WASHINGTON -- What's happened since Congress killed long-term unemployment insurance in December proves the jobless aren't lazy, according to one state workforce agency.
The Illinois Department of Employment Security announced this week that 86 percent of the state's long-term unemployed were still without work at the end of January, according to a study by the agency.
“This seriously undermines the perception that unemployment insurance discourages workers from finding employment,” Jay Rowell, the Illinois agency's director, said in a press release. “You should look at this analysis as confirmation that re-authorizing emergency unemployment is a cost-effective way to help families stay in their homes and put food on their tables. But you cannot look at this and say that people don’t want to work.”
Congress allowed emergency unemployment benefits to end for 1.3 million Americans at the end of the year. Federal benefits should kick in when state benefits expire, and with 70,000 people running out of state benefits each week since then, more than 2 million have lost out on payments altogether. In Illinois, 74,000 residents stopped receiving benefits at the end of 2013, and 64,000 of those individuals were still jobless at the end of January, according to its workforce development agency.
Republicans opposed to renewing the benefits have said paying unemployed people keeps them from taking available jobs, but Rowell insists the data demonstrates the real reason for long-term joblessness is that there aren't enough jobs.
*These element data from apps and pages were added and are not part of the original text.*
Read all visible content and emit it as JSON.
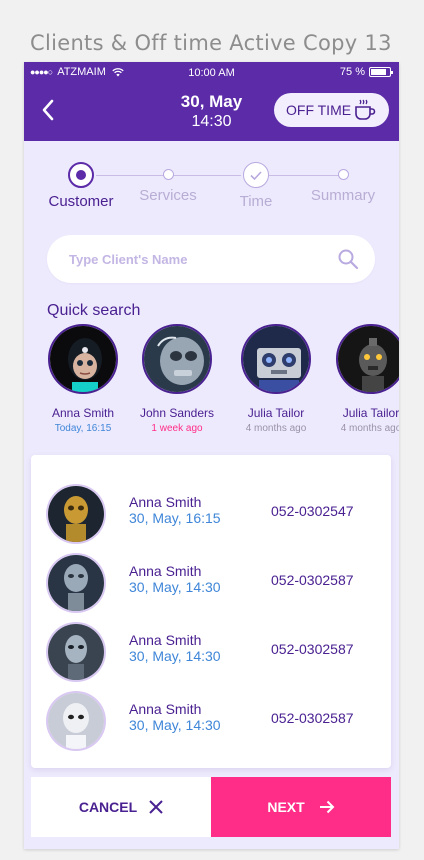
{
  "artboard_title": "Clients  & Off time Active Copy 13",
  "status_bar": {
    "signal": "●●●●○",
    "carrier": "ATZMAIM",
    "time": "10:00 AM",
    "battery": "75 %"
  },
  "header": {
    "date": "30, May",
    "time": "14:30",
    "off_time_label": "OFF TIME",
    "color": "#5b2ba8"
  },
  "steps": [
    {
      "label": "Customer",
      "state": "active"
    },
    {
      "label": "Services",
      "state": "pending"
    },
    {
      "label": "Time",
      "state": "done"
    },
    {
      "label": "Summary",
      "state": "pending"
    }
  ],
  "search": {
    "placeholder": "Type Client's Name",
    "value": ""
  },
  "quick_search": {
    "title": "Quick search",
    "clients": [
      {
        "name": "Anna Smith",
        "when": "Today, 16:15",
        "when_color": "#3f86d8"
      },
      {
        "name": "John Sanders",
        "when": "1 week ago",
        "when_color": "#ff2d87"
      },
      {
        "name": "Julia Tailor",
        "when": "4 months ago",
        "when_color": "#9a93a8"
      },
      {
        "name": "Julia Tailor",
        "when": "4 months ago",
        "when_color": "#9a93a8"
      }
    ]
  },
  "client_list": [
    {
      "name": "Anna Smith",
      "date": "30, May, 16:15",
      "phone": "052-0302547"
    },
    {
      "name": "Anna Smith",
      "date": "30, May, 14:30",
      "phone": "052-0302587"
    },
    {
      "name": "Anna Smith",
      "date": "30, May, 14:30",
      "phone": "052-0302587"
    },
    {
      "name": "Anna Smith",
      "date": "30, May, 14:30",
      "phone": "052-0302587"
    }
  ],
  "actions": {
    "cancel_label": "CANCEL",
    "next_label": "NEXT",
    "accent": "#ff2d87"
  }
}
Department spokesman Greg Rivara lamented that Rowell's words didn't get more attention.
"Frankly, it may have been a bad headline on my part," Rivara said Thursday, adding that he remains convinced by the data. "If the notion is, you're receiving money, so you're not going to go look for work -- well, the next month you're not receiving any money. You would think, even if there was some validity to that notion, you wouldn't have 86 percent still without wages."
Nationally, the number of Americans out of work longer than six months hasn't changed much, holding at 3.7 million in March compared with 3.8 million in December. Some experts had expected the loss of benefits to lead to a decline in the number of unemployed workers as people gave up searching for jobs altogether. (To count as unemployed, someone has to have sought jobs in the past four weeks.)
Without the benefits, the thinking went, pessimistic unemployed people would either scramble for whatever jobs they could find or give up their search, shrinking the ranks of the long-term jobless. But that apparently hasn't happened.
The Senate passed a bill to reauthorize the benefits on April 7, but it appears unlikely that House Speaker John Boehner (R-Ohio) will bring it up for a vote in that chamber any time soon. Boehner said in March that it would be difficult for state unemployment agencies to implement the legislation.
Rivara said that he doesn't think it would be "too big of a lift to reinstate all those benefits," adding that the real issue is that "Congress picked a spot on the calendar, arbitrarily, to end the program, rather than choosing to end a program based on economic data."
"This recovery has been different than every recovery in the past. That certainly gets lost when you're in the D.C. bubble," he said.
The Illinois agency is the only one in the country that requires employers to submit monthly wage reports, in order to combat fraud, putting it in a "unique position" to produce this report, Rivara said.
Though Rivara expressed confidence in the study's findings, he cautioned that "you never making sweeping declarations based on one month of data." He said that the Illinois Department of Employment Security plans to release a new report soon using wage data from February.